What you are asked to do
In the entries below, find every line with "this" and copy it.

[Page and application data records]
----------------------------------------

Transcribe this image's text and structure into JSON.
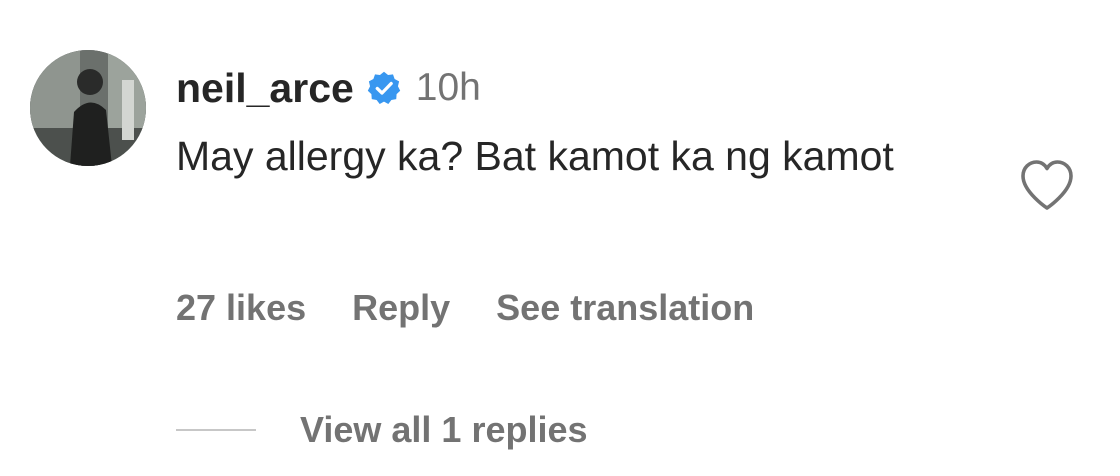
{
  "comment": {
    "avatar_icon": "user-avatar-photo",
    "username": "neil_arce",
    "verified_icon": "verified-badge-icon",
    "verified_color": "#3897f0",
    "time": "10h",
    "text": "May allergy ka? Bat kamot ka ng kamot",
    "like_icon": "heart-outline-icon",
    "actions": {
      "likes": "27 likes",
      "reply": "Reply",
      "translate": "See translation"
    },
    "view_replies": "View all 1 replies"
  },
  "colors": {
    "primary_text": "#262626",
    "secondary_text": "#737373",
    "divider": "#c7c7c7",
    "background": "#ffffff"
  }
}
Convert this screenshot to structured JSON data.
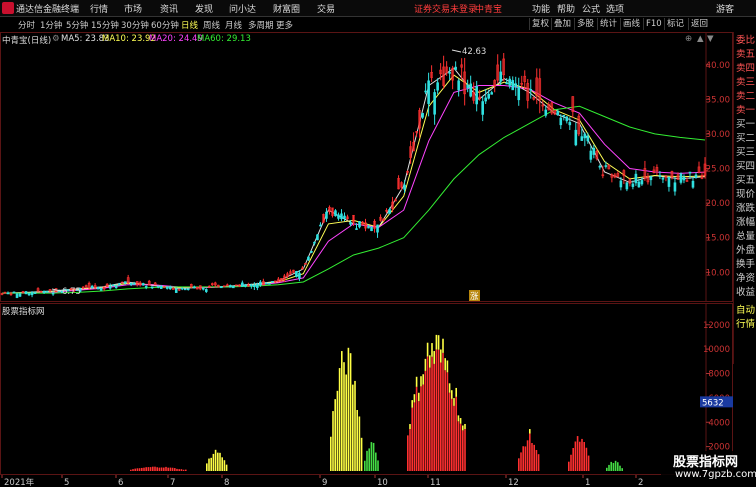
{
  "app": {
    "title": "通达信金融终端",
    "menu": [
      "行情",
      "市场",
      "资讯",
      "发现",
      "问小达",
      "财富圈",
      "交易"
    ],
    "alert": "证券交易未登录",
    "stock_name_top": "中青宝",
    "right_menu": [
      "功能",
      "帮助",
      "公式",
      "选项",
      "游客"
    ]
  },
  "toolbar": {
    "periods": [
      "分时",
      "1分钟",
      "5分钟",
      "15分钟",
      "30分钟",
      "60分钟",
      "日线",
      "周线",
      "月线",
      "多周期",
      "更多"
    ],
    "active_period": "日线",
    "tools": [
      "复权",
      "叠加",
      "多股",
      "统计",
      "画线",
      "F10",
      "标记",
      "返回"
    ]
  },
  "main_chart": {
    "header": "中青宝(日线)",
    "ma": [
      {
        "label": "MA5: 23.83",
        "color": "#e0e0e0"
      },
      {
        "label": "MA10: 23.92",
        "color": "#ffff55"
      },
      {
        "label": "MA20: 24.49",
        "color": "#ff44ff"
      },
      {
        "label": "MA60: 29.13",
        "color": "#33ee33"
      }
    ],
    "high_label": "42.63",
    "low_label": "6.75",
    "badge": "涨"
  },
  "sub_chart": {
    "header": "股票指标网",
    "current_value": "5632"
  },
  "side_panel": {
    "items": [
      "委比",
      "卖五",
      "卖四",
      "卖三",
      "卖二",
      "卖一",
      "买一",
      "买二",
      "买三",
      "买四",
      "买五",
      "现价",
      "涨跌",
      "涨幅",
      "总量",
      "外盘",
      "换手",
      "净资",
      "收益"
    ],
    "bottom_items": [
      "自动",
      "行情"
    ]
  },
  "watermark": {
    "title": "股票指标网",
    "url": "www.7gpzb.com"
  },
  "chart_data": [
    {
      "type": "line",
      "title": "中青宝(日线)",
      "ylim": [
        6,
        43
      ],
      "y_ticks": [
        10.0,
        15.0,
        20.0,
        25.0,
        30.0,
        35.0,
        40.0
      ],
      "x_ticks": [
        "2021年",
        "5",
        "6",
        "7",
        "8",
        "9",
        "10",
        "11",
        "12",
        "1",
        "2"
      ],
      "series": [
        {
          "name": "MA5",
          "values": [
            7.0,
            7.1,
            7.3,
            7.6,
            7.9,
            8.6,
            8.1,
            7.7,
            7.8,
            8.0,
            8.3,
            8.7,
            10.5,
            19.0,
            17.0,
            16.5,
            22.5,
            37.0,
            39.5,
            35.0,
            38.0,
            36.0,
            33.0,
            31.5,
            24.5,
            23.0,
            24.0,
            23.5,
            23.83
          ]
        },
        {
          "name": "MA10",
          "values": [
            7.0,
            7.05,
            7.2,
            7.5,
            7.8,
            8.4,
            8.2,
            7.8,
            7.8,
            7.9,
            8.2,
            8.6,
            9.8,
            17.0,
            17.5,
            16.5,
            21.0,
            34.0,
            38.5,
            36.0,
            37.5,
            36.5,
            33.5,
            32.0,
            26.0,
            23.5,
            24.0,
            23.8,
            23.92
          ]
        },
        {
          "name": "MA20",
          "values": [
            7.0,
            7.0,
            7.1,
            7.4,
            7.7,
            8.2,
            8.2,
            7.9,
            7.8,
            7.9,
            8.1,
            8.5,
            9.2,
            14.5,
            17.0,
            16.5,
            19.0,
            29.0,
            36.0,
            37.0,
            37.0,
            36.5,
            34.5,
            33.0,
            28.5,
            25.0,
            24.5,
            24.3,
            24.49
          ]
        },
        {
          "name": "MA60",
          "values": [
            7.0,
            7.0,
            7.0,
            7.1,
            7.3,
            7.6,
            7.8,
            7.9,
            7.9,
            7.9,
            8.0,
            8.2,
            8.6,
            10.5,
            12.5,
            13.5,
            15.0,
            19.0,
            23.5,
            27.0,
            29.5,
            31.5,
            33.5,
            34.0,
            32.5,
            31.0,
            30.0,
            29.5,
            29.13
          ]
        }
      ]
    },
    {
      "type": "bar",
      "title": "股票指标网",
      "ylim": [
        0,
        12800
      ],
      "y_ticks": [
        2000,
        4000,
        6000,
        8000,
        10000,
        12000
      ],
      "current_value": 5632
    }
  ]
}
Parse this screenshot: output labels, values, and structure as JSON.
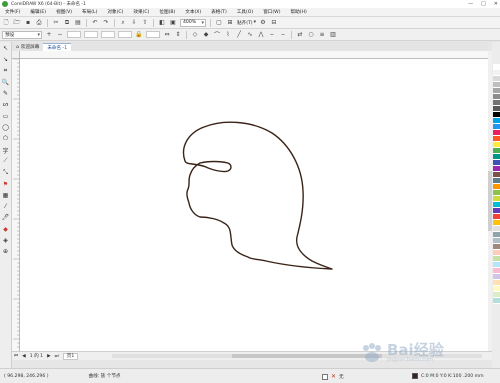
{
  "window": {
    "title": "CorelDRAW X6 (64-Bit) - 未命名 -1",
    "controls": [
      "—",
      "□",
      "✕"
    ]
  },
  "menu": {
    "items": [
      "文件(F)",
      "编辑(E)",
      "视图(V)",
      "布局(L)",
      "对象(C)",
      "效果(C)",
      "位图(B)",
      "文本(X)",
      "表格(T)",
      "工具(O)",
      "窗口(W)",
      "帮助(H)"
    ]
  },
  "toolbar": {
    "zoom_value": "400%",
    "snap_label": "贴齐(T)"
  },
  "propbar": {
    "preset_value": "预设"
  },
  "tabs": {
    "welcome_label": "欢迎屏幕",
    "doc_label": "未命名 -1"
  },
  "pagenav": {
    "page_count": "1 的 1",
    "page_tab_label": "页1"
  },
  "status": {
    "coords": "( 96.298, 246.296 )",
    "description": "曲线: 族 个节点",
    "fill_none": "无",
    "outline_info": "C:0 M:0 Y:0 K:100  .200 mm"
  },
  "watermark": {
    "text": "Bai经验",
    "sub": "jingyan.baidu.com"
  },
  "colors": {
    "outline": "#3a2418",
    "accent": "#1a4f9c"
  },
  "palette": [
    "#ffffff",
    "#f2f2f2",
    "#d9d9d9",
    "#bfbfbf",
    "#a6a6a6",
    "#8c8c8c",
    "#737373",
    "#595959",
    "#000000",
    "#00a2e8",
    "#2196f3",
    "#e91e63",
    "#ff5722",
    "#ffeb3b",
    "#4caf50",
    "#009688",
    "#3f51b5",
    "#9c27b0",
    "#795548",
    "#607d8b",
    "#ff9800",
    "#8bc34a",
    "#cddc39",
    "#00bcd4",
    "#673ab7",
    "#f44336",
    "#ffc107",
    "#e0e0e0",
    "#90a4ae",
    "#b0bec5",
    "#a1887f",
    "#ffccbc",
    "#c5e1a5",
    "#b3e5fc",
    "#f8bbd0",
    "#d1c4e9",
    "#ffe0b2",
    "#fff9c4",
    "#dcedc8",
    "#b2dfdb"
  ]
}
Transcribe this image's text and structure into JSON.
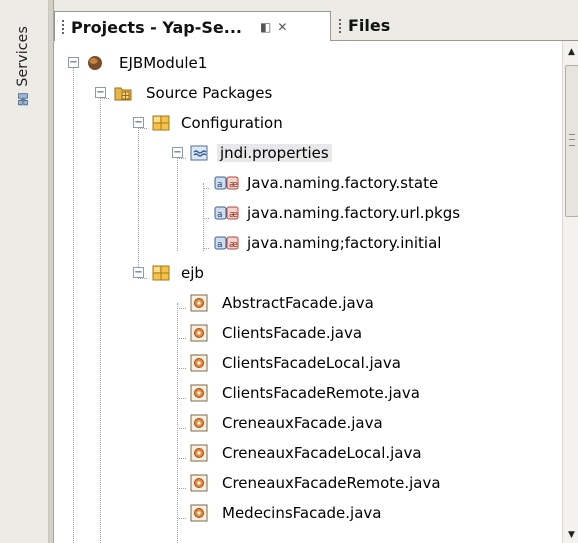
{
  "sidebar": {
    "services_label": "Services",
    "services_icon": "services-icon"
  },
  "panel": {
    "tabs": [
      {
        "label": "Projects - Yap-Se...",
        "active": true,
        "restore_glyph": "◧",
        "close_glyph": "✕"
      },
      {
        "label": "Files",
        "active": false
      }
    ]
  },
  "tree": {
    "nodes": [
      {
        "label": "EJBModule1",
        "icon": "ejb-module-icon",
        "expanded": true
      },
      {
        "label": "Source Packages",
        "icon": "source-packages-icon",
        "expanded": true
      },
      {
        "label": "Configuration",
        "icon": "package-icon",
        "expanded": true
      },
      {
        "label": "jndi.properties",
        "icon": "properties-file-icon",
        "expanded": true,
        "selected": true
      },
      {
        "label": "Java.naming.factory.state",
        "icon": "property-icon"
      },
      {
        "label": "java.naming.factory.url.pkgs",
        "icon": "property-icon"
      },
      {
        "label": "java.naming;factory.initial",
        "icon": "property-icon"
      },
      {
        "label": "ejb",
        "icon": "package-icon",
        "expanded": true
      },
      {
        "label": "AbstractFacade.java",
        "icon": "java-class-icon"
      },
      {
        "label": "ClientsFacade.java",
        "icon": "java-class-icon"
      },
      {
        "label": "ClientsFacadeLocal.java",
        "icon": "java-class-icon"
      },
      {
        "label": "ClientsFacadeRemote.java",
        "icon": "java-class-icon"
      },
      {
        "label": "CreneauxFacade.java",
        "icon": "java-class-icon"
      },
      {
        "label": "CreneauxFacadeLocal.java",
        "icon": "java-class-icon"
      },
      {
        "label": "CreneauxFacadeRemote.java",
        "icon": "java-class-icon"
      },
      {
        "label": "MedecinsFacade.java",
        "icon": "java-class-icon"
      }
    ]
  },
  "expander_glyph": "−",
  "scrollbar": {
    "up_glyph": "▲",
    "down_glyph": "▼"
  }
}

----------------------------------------

Task response
Transcribe this image's text and structure into JSON.
Convert this screenshot to structured JSON data.
Parse this screenshot: output labels, values, and structure as JSON.
Transcribe this image's text and structure into JSON.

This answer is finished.